Why HGTV’s Joanna Gaines Is My Spirit Animal – Scary Mommy

Why HGTV’s Joanna Gaines Is My Spirit Animal

We bought a house a year ago. Right about that time, I discovered the home improvement crack that is the HGTV show Fixer Upper. If you haven’t seen it, don’t start. You will immediately want to run to your closest flea market to hunt for reclaimed wood shelving and will start tearing off your walls in the hopes of finding shiplap underneath.

Don’t know what shiplap is? I didn’t either, but now I must have it. I must have shiplap and subway tiles and a neutral warm-gray palette and antique lighting. I must go shopping at Magnolia Market and buy all the things. Never mind the fact that it’s 1,898 miles from my house. (Yes, I Google mapped it door-to-door.) That’s OK—I’ll just move to Waco, Texas.

No one but Chip and Joanna Gaines could make millions of Americans wish they could move to Waco, Texas. Seriously.

I’ve always loved watching HGTV shows—the contrived banter of Love It or List It, the exotic locales of House Hunters International, the hot Property Brothers, and the even hotter Cousins Undercover. But nothing has brought out my inner DIYer like Chip and Jo. With each episode, it’s like Jo has entered my brain and designed my dream home. She knows exactly what I like. She has all of my taste and knows exactly how I would stage things if I had her talent. She is my spirit animal.

I daydream about Joanna Gaines waltzing through my front door in her flowy shirt and skinny jeans, telling me which walls we should move. I imagine Chip sauntering in with his boyish charm and goofy sense of humor to tear the whole house apart while still retaining its 1930s charm. If they showed up at my doorstep tomorrow, I wouldn’t hesitate to gut the place, to toss every last piece of our furniture and decor that doesn’t match my and Jo’s unified vision of domestic perfection.

Forget that fact that the staging on the show is all for show. Forget the fact that the people buying those homes still have to figure out where to put all their crap. Forget the fact that we don’t have $85,000 for a full gut job because house prices where we live are triple what they are in Waco. I don’t care about any of that, because shiplap, people.

There’s a certain tyranny to home renovation shows like Fixer Upper, isn’t there? I mean, I love it madly, but deep down I realize I love it because they want me to love it. Those HGTV producers are very, very good at playing on our dreams and wishes. We’re all drawn to beautiful homes, to dramatic before-and-afters, to rooms decorated in specific color palettes right down to the books on the shelves. They make us want it. And they make us think we can do it.

But they really don’t depict the full reality of home improvement. My husband and I have remodeled a bathroom all the way to the studs. We’ve painted every room in a house. We’ve redone moldings and refinished furniture and replaced hardware. And let me tell you, it takes a heck of a lot longer than an hour with commercial breaks. Those shows condense the process to totally unrealistic standards, not to mention costs. Why does a similarly remodeled kitchen cost $10,000 in some shows and $25,000 in others? Why don’t you see the renovators drive back and forth to the hardware store six times a day for parts they didn’t realize they needed? And seriously, six weeks for a gut job? They must have a crew of dozens working full-time to meet that deadline. Do their salaries get added to those estimates? I don’t think so.

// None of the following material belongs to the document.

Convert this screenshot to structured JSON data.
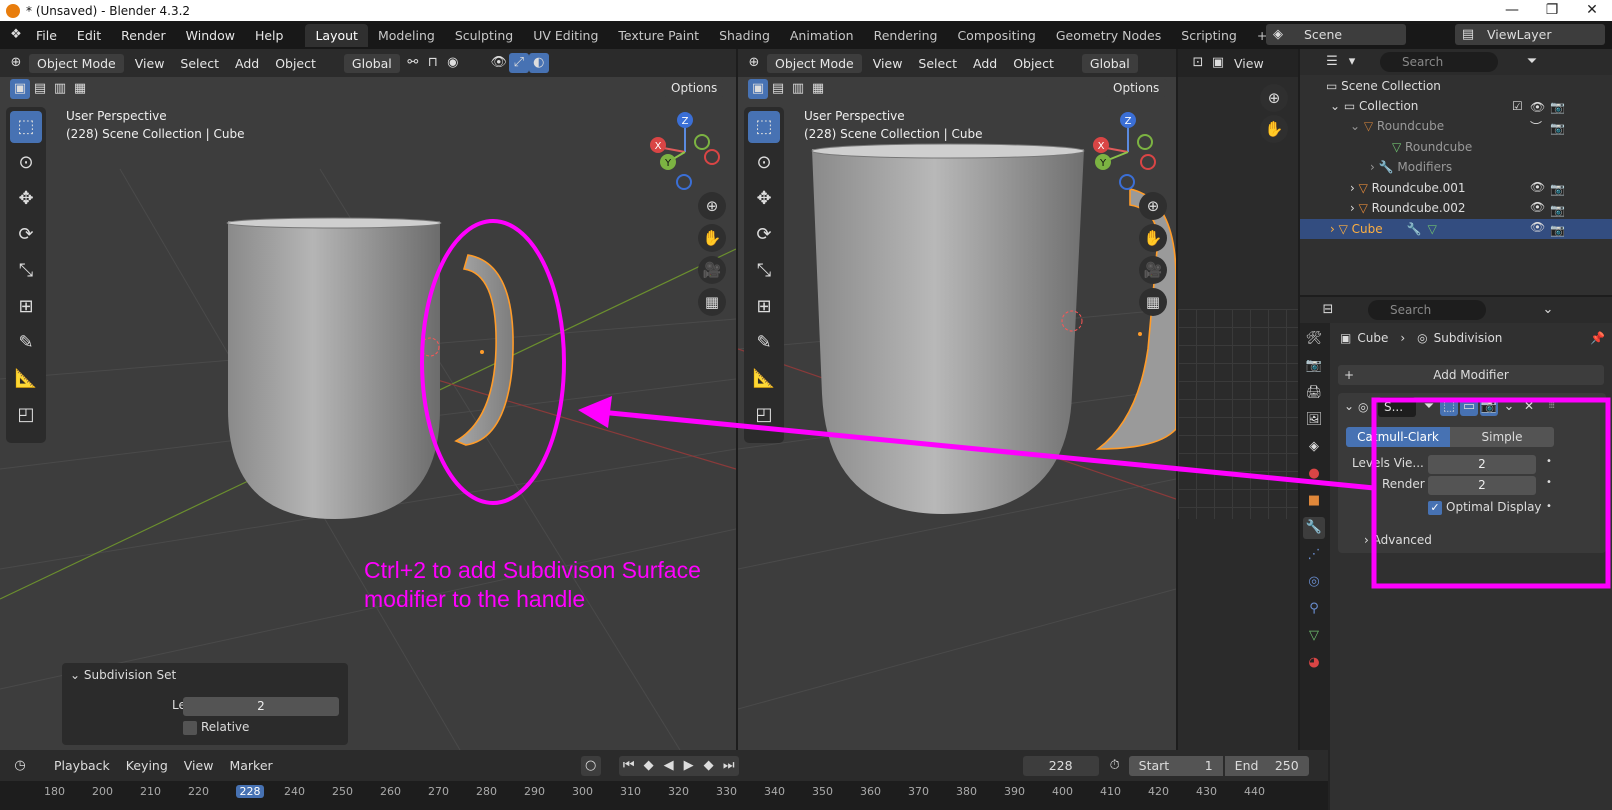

Oh sure, they always throw us a bone—some unforeseen asbestos pops up or they find out the wall they were going to move is load-bearing—and for a full two minutes, you worry that the whole project is going to come to a screeching halt. Then, miraculously, right after the commercial break, someone comes up with thousands of dollars to fix whatever went wrong, and we’re back on track! Never mind that in real life it would be a week of calling around and waiting for estimates, followed by the stress of budget crunching, and then the time it takes to actually remediate the issue—a two-minute setback on TV could easily be a two-month delay in real life.

But we don’t really care, do we? We love the perfect hour-long story and reveal at the end. We want it to be that easy. And we don’t rain on Chip and Joanna’s charming, vintage parade because we love them too much. They are our people, our home style gurus, our television BFFs. We keep coming back for more because Joanna Gaines is gorgeous and a freaking genius, Chip is the industrious and hilarious husband we all want, their kids are polite and adorable, their farm is Americana incarnate, and we feel a deep, indescribable longing to live vicariously through them.

Maybe they make house calls. 1,898 miles isn’t really that far, is it? That would take like a minute to travel on their show. Come on, Chip and Jo. Show mama the shiplap. I’m ready to see my fixer upper.